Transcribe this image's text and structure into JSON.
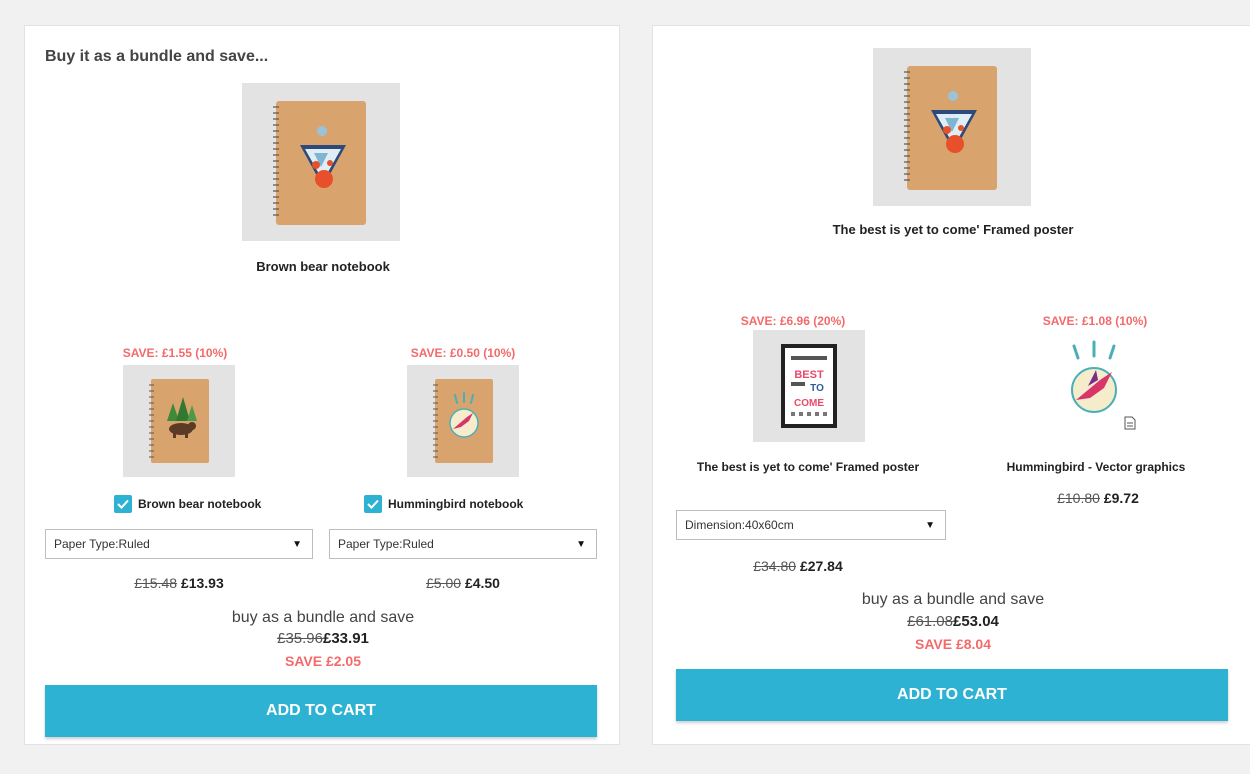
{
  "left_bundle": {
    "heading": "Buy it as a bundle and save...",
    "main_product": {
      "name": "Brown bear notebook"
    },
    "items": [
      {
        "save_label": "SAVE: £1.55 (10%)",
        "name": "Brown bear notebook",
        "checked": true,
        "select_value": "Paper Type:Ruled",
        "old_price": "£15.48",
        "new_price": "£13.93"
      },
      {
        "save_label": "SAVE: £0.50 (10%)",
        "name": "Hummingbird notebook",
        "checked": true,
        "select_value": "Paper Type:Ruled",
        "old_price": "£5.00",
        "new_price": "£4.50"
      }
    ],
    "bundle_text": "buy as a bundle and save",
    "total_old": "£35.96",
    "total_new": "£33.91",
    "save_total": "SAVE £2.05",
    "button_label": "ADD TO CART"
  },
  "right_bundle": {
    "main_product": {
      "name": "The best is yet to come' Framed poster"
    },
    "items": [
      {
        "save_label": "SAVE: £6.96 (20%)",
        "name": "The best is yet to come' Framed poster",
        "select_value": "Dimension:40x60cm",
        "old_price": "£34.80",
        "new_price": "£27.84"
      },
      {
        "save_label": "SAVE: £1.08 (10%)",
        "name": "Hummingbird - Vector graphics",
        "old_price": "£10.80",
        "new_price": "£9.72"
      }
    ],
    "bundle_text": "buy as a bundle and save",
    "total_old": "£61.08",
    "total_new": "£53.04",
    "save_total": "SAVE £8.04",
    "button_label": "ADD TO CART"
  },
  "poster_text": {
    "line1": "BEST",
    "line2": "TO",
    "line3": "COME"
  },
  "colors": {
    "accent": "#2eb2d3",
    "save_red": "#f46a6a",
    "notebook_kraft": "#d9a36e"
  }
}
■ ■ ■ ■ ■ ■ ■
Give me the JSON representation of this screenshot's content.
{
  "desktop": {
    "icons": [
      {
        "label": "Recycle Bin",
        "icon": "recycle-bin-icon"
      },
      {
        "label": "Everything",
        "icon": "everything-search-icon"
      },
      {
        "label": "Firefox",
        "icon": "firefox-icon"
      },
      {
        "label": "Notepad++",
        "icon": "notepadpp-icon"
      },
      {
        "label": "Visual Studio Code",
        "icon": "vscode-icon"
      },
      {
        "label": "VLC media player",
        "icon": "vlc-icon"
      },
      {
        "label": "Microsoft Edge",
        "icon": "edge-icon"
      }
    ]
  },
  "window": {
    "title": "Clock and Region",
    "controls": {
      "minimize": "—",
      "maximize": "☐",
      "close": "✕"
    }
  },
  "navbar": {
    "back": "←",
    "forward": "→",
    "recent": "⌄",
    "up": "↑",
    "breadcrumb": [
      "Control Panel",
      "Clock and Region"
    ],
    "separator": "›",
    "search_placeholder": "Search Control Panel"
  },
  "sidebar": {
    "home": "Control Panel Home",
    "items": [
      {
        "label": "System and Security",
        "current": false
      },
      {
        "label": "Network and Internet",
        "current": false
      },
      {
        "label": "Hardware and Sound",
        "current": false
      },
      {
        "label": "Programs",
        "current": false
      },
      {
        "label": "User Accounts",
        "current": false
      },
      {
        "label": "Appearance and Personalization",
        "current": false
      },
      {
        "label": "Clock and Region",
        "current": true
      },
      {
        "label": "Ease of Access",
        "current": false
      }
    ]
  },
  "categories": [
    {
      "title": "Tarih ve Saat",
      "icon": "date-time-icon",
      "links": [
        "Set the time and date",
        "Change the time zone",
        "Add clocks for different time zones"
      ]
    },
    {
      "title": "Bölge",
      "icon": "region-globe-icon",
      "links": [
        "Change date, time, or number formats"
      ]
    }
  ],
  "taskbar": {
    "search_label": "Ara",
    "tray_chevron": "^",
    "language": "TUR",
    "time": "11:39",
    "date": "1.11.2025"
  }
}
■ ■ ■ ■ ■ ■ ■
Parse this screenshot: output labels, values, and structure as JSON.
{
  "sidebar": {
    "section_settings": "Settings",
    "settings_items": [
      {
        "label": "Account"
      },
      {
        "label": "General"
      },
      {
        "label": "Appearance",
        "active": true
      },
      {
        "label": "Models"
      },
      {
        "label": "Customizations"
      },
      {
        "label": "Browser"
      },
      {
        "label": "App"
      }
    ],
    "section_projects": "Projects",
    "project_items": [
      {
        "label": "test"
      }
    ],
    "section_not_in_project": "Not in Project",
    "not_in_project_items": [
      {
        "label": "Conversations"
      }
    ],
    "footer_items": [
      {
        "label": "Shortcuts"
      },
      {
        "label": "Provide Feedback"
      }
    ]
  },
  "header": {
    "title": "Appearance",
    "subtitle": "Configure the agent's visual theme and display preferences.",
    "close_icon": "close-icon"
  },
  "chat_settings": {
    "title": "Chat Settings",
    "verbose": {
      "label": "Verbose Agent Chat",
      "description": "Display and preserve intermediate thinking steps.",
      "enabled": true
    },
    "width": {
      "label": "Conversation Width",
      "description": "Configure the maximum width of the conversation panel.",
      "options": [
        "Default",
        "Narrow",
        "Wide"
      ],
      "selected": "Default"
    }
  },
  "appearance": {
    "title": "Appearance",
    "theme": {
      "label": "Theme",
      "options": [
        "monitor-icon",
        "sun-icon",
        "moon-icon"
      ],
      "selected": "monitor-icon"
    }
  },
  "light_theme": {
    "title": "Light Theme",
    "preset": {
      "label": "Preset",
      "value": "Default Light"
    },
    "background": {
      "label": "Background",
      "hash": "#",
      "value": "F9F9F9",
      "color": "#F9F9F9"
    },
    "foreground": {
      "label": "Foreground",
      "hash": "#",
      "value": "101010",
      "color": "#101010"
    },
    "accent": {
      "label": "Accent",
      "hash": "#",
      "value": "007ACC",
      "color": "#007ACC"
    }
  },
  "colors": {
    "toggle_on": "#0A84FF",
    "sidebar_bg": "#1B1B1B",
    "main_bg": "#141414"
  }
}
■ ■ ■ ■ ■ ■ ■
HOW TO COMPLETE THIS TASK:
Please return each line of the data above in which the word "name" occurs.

RESPONSE TO THE EXERCISE:
      "name": "Brown bear notebook"
        "name": "Brown bear notebook",
        "name": "Hummingbird notebook",
      "name": "The best is yet to come' Framed poster"
        "name": "The best is yet to come' Framed poster",
        "name": "Hummingbird - Vector graphics",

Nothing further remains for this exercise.